[Material shown]

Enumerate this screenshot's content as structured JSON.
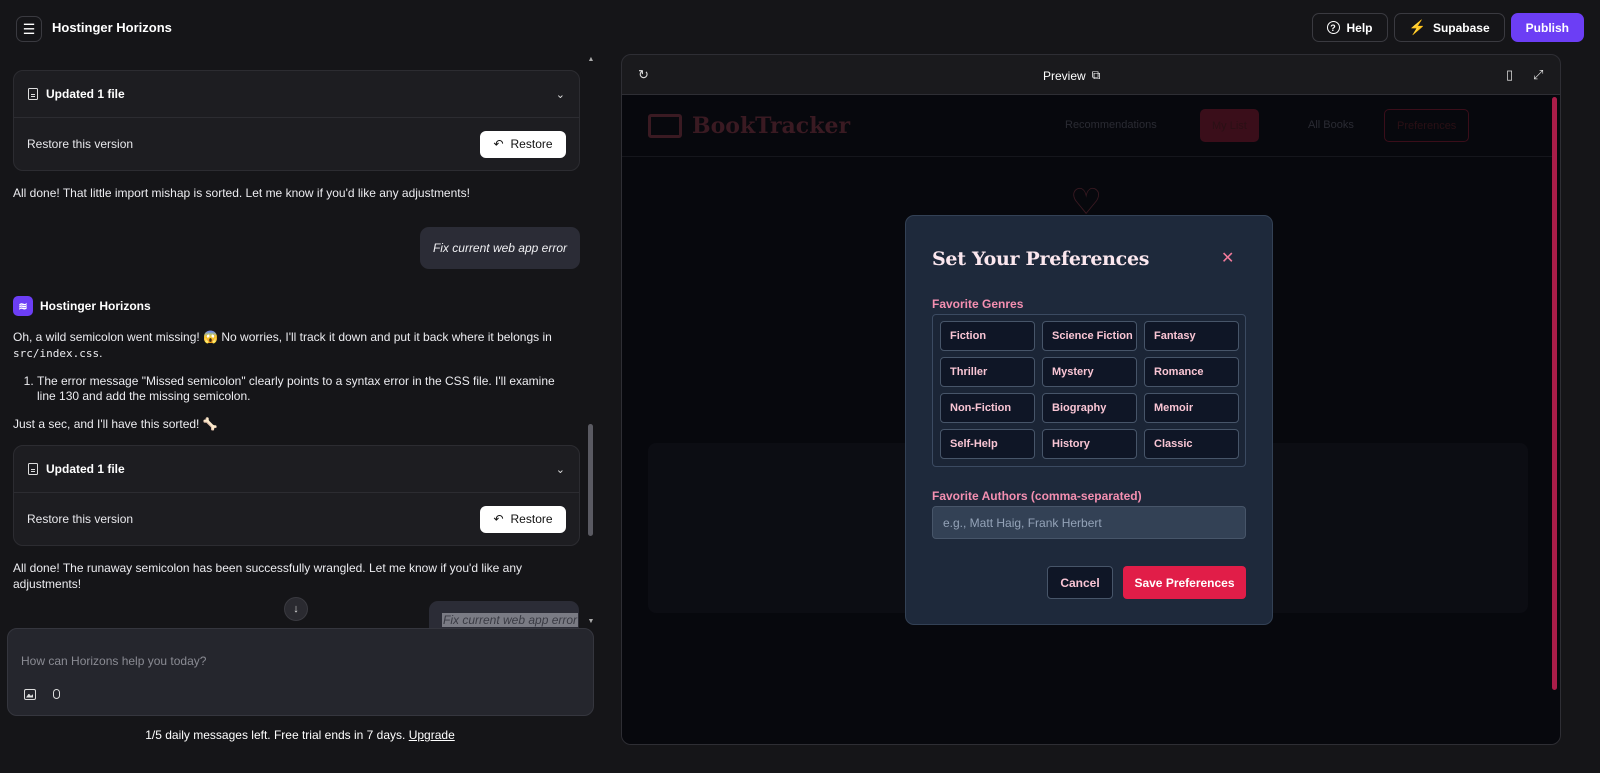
{
  "app": {
    "title": "Hostinger Horizons"
  },
  "topbar": {
    "help_label": "Help",
    "supabase_label": "Supabase",
    "publish_label": "Publish"
  },
  "chat": {
    "file_card_1": {
      "title": "Updated 1 file",
      "restore_text": "Restore this version",
      "restore_label": "Restore"
    },
    "msg_done_1": "All done! That little import mishap is sorted. Let me know if you'd like any adjustments!",
    "user_msg_1": "Fix current web app error",
    "bot_name": "Hostinger Horizons",
    "bot_intro": "Oh, a wild semicolon went missing! 😱 No worries, I'll track it down and put it back where it belongs in",
    "bot_intro_code": "src/index.css",
    "bot_step_1": "The error message \"Missed semicolon\" clearly points to a syntax error in the CSS file. I'll examine line 130 and add the missing semicolon.",
    "bot_wait": "Just a sec, and I'll have this sorted! 🦴",
    "file_card_2": {
      "title": "Updated 1 file",
      "restore_text": "Restore this version",
      "restore_label": "Restore"
    },
    "msg_done_2": "All done! The runaway semicolon has been successfully wrangled. Let me know if you'd like any adjustments!",
    "user_msg_2": "Fix current web app error"
  },
  "composer": {
    "placeholder": "How can Horizons help you today?"
  },
  "footer": {
    "note": "1/5 daily messages left. Free trial ends in 7 days.",
    "upgrade_label": "Upgrade"
  },
  "preview": {
    "title": "Preview",
    "modal": {
      "title": "Set Your Preferences",
      "genres_label": "Favorite Genres",
      "genres": [
        "Fiction",
        "Science Fiction",
        "Fantasy",
        "Thriller",
        "Mystery",
        "Romance",
        "Non-Fiction",
        "Biography",
        "Memoir",
        "Self-Help",
        "History",
        "Classic"
      ],
      "authors_label": "Favorite Authors (comma-separated)",
      "authors_placeholder": "e.g., Matt Haig, Frank Herbert",
      "cancel_label": "Cancel",
      "save_label": "Save Preferences"
    },
    "background_app": {
      "logo": "BookTracker",
      "nav": [
        "Recommendations",
        "My List",
        "All Books",
        "Preferences"
      ]
    }
  },
  "colors": {
    "accent": "#6c3ef5",
    "brand_pink": "#e11d48",
    "supabase_green": "#3ecf8e"
  }
}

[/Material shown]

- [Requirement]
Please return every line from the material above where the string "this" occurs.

- [Solution]
Enumerate this screenshot's content as structured JSON.
      "restore_text": "Restore this version",
    "bot_wait": "Just a sec, and I'll have this sorted! 🦴",
      "restore_text": "Restore this version",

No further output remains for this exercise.